Man bitten by rabid raccoon

Published 1:13 pm Wednesday, May 29, 2019

The Virginia Department of Health (VDH) Piedmont District urges caution after a hunter was attacked and bitten on the hand by a rabid raccoon at the Charlotte/Prince Edward county line on May 16.
According to VDH representative Ed Dunn, a hunter from Chesterfield was in a blind near the Charlotte and Prince Edward county line during the last week of spring gobbler season when he was attacked. The hunter fought back.

“The animal bit his hand, latched on and would not let go,” the release cited. “The hunter was able to maneuver his hand with the raccoon attached to a position where he could shoot the lower part of the raccoon with his shotgun from his other hand. The raccoon was tested and found positive for rabies. The hunter and a companion who was also exposed to fluids from the raccoon are completing rabies post-exposure prophylaxis.”

The incident was estimated to have occurred somewhere in the Abilene area, Dunn said, but the exact location has not been determined.

The Chesterfield Health Department tested the raccoon and determined it was positive for rabies.
According to the release, increased contact with wild and domestic animals is likely as more people spend time outdoors during the spring and summer.

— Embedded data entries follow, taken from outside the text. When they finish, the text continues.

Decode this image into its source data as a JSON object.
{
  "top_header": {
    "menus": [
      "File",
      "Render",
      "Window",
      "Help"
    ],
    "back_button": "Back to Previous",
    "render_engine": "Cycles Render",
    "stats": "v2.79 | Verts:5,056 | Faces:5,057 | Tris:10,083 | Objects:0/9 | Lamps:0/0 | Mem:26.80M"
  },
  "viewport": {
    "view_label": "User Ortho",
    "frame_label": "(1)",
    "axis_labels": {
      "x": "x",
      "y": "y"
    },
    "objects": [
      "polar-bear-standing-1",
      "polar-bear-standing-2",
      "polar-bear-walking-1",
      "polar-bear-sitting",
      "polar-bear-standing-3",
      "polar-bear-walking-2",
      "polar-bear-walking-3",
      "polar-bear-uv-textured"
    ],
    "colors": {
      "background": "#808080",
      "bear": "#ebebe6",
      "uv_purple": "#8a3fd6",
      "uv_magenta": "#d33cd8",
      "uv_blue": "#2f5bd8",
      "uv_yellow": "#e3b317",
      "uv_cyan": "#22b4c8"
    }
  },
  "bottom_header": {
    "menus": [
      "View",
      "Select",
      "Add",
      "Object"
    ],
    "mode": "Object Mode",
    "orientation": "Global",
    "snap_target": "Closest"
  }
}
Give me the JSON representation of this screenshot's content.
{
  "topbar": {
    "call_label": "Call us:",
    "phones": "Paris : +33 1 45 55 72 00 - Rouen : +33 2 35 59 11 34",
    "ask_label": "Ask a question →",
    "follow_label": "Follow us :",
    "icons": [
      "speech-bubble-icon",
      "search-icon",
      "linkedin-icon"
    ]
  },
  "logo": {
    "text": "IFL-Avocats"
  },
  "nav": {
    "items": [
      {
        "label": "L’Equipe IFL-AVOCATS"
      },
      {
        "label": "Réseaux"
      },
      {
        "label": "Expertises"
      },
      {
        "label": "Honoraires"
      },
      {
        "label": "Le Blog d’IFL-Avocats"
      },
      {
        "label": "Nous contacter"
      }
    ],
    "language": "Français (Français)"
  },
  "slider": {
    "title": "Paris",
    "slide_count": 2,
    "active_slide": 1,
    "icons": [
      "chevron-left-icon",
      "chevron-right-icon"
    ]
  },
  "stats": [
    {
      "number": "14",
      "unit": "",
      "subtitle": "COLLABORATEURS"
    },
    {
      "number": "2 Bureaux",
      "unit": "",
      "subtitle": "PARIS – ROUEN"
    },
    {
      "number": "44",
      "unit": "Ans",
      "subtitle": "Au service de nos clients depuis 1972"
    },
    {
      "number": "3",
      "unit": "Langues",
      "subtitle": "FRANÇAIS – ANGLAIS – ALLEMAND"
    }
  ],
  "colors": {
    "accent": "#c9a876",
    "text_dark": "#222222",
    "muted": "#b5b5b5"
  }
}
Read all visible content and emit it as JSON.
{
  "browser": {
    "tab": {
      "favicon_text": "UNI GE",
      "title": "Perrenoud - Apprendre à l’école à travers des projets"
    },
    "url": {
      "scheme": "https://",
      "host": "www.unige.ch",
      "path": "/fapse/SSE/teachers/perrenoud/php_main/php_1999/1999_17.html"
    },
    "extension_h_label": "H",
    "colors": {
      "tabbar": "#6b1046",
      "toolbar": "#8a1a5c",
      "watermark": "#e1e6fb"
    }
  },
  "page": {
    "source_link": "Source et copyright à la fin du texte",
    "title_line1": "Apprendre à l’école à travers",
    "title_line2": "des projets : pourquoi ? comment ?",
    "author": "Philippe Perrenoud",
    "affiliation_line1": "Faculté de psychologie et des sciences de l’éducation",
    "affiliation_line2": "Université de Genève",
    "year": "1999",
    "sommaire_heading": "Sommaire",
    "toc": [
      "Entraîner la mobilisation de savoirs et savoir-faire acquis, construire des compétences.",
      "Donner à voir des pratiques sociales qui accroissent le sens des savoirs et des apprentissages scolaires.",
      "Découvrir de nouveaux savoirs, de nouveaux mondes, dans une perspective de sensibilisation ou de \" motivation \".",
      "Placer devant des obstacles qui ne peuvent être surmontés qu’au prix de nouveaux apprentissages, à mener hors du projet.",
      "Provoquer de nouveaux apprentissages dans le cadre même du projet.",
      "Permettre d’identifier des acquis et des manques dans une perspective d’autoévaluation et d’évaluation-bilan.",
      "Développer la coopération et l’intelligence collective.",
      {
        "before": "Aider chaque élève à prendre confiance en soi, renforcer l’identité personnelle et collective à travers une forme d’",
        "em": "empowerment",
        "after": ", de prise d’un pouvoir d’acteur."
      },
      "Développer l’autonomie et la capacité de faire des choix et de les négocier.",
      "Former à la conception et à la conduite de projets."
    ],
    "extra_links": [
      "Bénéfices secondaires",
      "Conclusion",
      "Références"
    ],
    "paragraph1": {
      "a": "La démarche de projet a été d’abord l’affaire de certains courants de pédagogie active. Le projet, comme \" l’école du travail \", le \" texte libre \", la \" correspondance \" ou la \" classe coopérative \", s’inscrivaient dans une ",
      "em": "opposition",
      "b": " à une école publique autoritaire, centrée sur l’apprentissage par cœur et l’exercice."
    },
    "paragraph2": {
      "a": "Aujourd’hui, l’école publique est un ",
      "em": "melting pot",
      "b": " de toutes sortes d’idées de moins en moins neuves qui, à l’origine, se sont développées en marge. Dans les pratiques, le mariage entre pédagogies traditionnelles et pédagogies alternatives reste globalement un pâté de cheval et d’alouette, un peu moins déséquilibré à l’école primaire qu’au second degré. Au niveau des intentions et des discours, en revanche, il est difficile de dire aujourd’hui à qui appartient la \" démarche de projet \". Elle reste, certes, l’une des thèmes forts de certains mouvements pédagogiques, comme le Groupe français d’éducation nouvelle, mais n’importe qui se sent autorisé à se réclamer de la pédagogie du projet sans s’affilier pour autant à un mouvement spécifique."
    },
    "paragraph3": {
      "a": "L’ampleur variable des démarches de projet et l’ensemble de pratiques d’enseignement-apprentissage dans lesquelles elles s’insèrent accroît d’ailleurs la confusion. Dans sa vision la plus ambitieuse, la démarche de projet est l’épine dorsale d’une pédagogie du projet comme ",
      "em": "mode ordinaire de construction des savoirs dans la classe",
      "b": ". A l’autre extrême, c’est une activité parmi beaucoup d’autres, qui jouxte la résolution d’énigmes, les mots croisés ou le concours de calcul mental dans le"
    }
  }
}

“This also means we are at increased risk of exposure to rabies,” the release cited. “Rabies is a deadly viral disease that can be transmitted from infected wildlife to domestic animals and people. Wild animals in Virginia at high risk of being rabid include bats, raccoons, foxes and skunks; however, any mammal can get rabies. The rabies virus is transmitted through saliva or brain/nervous system tissue. You can only get rabies by coming in contact with these specific bodily excretions and tissues.”

The release urged readers to remember that rabies left untreated is always fatal.

“If you are bitten, wash any wounds immediately and thoroughly with soap and water and see your doctor as soon as possible for treatment,” the release cited. “Your doctor, in consultation with the health department, will decide if you need rabies post-exposure prophylaxis. The decision will be based on your type of exposure and the animal you were exposed to, as well as laboratory and surveillance information for the geographic area where the exposure occurred.”

According to the release, post-exposure prophylaxis consists of a regimen of one dose of rabies immune globulin and four doses of rabies vaccine over a 14-day period in the United States.

The rabies immune globulin, and the first dose of rabies vaccine should be given by one’s doctor as soon as possible after the exposure. Additional doses of rabies vaccine are given on days three, seven and 14 after the first vaccination, according to the release. Current vaccines are relatively painless and given in one’s arm, like a flu or tetanus vaccine.

One thing that all pet owners can do to help prevent rabies, according to the release, is by making sure that your pet’s rabies vaccinations are up-to-date.

“Vaccinating your pets against rabies establishes a barrier between wildlife and people; failure to do so weakens this barrier and increases the risk of exposure,” the release cited. “Vaccinating your pet means that you are protecting yourself, your family, neighbors, delivery persons and anyone else who comes in contact with your pet from the possibility of rabies.”

For any questions regarding rabies, readers are asked to contact Charlotte County’s local health department at (434) 542-5251 or visit the Virginia Department of Health website at